- Reviewers also found that the bank charged 800,000 customers for insurance they didn't need when they took out loans to buy cars, says the NYT. The bank is also accused of modifying home loans without owners' knowledge.
- Soon after the original scandal broke, John Stumpf was forced out as CEO and replaced by Timothy J. Sloan, a 30-year veteran with the bank, and the bank fired 5,300 workers. NYT says that Sloan represents a throwback to the bank's pre-scandal days. But Fortune questions whether the bank can survive the scandal.
Not all high-profile companies caught up in scandals over the years have survived. Enron was felled by an alleged financial cover-up and Arthur Andersen, charged with book-cooking for Enron, did not survive either. Corporate misconduct often stems from an unethical culture, rather than an occasional incident. Uber, for example, is trying to rebuild its culture following sexual harassment and sex discrimination allegations. Unless these companies also adopt ethical codes of conduct, merely replacing their top executives or CHROs will not end the bad behavior.

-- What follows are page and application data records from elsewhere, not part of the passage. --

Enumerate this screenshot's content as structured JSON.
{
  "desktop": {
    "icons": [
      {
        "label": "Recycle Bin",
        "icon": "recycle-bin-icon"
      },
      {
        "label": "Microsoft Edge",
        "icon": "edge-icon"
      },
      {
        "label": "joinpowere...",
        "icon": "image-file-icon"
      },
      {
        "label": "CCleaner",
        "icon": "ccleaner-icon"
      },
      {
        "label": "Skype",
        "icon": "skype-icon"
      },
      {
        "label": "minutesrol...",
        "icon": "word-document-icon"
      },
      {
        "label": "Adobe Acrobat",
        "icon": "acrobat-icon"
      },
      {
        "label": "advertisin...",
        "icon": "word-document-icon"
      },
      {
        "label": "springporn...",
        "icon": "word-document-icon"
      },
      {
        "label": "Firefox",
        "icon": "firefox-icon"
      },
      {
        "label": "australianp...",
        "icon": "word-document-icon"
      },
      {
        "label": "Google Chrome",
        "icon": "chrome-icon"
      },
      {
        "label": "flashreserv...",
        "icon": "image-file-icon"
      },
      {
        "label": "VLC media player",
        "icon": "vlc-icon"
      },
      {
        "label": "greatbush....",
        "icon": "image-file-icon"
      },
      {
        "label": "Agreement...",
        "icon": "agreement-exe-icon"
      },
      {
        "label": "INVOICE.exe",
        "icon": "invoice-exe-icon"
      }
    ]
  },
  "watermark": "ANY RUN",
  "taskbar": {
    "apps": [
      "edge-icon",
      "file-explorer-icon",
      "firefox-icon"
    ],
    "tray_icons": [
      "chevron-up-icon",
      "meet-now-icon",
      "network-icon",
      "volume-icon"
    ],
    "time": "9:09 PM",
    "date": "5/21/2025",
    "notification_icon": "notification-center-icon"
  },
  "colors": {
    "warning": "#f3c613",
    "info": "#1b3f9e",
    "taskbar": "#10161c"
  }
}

Ethics scandals not only generate bad headlines, but they have a direct impact on employees and on a company's ability to attract and retain talent. A recent study by Gartner, Inc., a research and advisory company, found that only one in four employees think their colleagues behave ethically. And a study by Navex Global, an ethics and compliance services company, found that companies across the globe are slow to train their leaders in avoiding corporate scandals and disasters.
An ethical organization starts with accountable leadership. Led by HR, CEOs and other high-level executives must set a high moral code of honesty and trustworthiness to which they hold themselves and everyone in their organizations accountable.They also enforce these standards.
Leaders of ethical organizations also set internal rules of conduct, such as restrictions on email content and the appropriate use of social media. Also, ethical companies fully and immediately abide by government and EEOC mandates on sexual harassment, discrimination, workplace safety and labor practices. Rules of conduct should be outlined in employee handbooks, which employees should be required to sign as proof that they read the rules and understand the consequences for violating them.